Judo Shoulder Throw Seoi Nage
Seoi-nage (shoulder throw)
This throw is traditionally the favourite of the little man. However, in these days of
weight divisions men of any size can use it. The advantage of this throw for a smaller man is
that once he is in position even though outweighed by two or three stone it is still possible to
carry it through against resistance. Many throws fail if the initial impetus is halted but not the
shoulder throw. There are two ways to do it, both of which are equally effective. I’ll describe the
double arm should throw (morote-seoi-nage).
The literal translation of the Japanese name for this throw is not shoulder throw. Seoi
comes from a verb meaning to carry on the back and this can help us in picturing how the
technique should be done. Imagine a man wanting to unload a heavy sack of coal from the low
back of a truck. He grasps the top corners of the sack turns round and sinking down hoists the
sack on to his back. This is the action of seoi-nage.
Stand in the right natural posture with the normal grips. Move the right foot across and
slightly in front of the left foot. Pivoting on this swing the left foot round so that you have made
an about turn. At the same time as you start the foot movements pull strongly with the left hand
so that your partner starts to fall forward on to your back and still holding tight with your right
hand swing your elbow across and under your opponent’s arm pit. You should now have wedged
your partner tight to your upper back. To finish off the throw, bend at the waist and unload your
partner on to the mat. If your partner is slightly shorter than yourself, it will be necessary to bend
the knees more so as to swing your right arm comfortably under his armpit. When you do this
throw, imagine the analogy of the sack of coal. Of course, your opponent is not just a dead
weight so it is necessary to do it at top speed.
Your opponent will try to stop you by pulling his right arm free when you swing under
so make sure that you have a strong grip with your left hand. It is not necessary to pivot close

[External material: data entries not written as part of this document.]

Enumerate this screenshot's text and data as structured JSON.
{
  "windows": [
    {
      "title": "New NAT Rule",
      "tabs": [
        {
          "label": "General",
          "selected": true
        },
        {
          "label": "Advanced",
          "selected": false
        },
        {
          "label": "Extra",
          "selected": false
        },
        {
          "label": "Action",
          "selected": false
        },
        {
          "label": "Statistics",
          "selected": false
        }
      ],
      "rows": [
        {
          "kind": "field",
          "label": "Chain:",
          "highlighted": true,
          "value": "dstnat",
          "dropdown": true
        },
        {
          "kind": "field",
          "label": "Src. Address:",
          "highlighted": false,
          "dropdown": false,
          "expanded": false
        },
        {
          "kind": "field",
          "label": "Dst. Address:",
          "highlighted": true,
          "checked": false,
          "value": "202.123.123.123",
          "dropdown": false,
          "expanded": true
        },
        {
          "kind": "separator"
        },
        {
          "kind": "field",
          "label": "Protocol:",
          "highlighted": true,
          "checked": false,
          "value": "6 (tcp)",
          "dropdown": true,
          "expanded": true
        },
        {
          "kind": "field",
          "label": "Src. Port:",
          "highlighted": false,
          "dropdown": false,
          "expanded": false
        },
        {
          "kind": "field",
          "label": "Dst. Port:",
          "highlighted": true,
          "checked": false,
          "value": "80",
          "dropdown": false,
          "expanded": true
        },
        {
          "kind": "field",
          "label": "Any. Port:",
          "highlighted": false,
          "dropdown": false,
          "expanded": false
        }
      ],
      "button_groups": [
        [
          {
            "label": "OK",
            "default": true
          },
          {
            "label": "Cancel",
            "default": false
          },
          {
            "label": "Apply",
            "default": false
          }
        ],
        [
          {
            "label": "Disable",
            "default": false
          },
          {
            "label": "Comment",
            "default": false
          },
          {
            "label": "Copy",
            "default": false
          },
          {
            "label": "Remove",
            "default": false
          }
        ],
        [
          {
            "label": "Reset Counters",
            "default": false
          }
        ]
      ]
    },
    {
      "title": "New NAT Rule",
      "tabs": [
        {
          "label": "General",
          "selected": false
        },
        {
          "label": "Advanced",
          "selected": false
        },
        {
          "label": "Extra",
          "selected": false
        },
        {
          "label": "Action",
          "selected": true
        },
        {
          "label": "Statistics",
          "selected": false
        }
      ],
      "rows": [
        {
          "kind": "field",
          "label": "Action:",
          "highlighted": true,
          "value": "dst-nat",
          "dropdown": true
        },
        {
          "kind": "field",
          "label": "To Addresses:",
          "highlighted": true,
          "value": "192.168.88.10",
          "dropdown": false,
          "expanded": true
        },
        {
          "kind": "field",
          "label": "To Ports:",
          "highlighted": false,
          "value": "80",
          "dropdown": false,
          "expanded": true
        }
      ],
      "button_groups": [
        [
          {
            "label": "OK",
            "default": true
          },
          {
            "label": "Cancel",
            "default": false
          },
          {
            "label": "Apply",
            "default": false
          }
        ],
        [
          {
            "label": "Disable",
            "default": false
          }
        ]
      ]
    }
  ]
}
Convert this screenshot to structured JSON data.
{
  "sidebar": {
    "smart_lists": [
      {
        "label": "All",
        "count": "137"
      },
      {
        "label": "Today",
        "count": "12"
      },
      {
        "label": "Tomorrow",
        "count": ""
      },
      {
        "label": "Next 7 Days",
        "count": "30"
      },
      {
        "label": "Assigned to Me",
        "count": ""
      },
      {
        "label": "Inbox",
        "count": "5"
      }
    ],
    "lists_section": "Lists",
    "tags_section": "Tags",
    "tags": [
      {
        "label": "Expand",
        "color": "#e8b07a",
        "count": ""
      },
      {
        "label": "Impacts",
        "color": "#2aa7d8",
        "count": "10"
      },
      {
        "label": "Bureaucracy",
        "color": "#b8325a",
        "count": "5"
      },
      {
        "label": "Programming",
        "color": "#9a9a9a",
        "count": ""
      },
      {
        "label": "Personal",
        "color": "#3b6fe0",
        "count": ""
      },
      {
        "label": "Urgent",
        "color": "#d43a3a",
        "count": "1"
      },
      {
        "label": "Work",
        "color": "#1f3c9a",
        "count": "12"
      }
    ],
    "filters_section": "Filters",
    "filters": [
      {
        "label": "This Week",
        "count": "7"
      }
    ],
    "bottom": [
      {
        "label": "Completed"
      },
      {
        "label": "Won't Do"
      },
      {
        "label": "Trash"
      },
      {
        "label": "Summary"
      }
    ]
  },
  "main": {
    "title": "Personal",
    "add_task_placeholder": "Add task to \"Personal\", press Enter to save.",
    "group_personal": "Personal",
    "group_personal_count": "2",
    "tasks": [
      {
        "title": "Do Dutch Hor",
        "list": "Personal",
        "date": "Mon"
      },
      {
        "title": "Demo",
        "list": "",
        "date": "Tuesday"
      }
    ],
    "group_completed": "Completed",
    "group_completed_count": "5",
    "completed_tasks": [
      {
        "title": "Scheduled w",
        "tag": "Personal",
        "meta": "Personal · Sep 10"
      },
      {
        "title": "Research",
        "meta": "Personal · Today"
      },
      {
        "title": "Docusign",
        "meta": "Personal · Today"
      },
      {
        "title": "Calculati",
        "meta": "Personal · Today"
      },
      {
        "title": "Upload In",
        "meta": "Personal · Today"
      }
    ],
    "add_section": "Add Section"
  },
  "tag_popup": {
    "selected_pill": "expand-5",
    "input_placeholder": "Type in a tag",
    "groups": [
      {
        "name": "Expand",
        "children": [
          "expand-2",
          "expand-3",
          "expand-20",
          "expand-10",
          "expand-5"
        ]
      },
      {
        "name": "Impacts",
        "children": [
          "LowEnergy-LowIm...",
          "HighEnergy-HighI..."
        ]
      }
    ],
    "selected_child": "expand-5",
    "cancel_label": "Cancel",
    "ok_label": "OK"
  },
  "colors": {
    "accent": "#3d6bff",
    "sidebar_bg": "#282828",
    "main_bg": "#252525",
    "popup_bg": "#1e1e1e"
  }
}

into the opponent’s legs. Aim to move slightly forward in the pivot and by pulling strongly with
the arm cause your man to fall or step forward into the throw. Remember this is a hand throw
and most of the power is employed in the arms and shoulders. This is one of the most strenuous
throws and it also requires a lot of speed. The older Judo students would do well to specialise
in one of the other throws which do not require so much energy – for example, o-uchi-gari.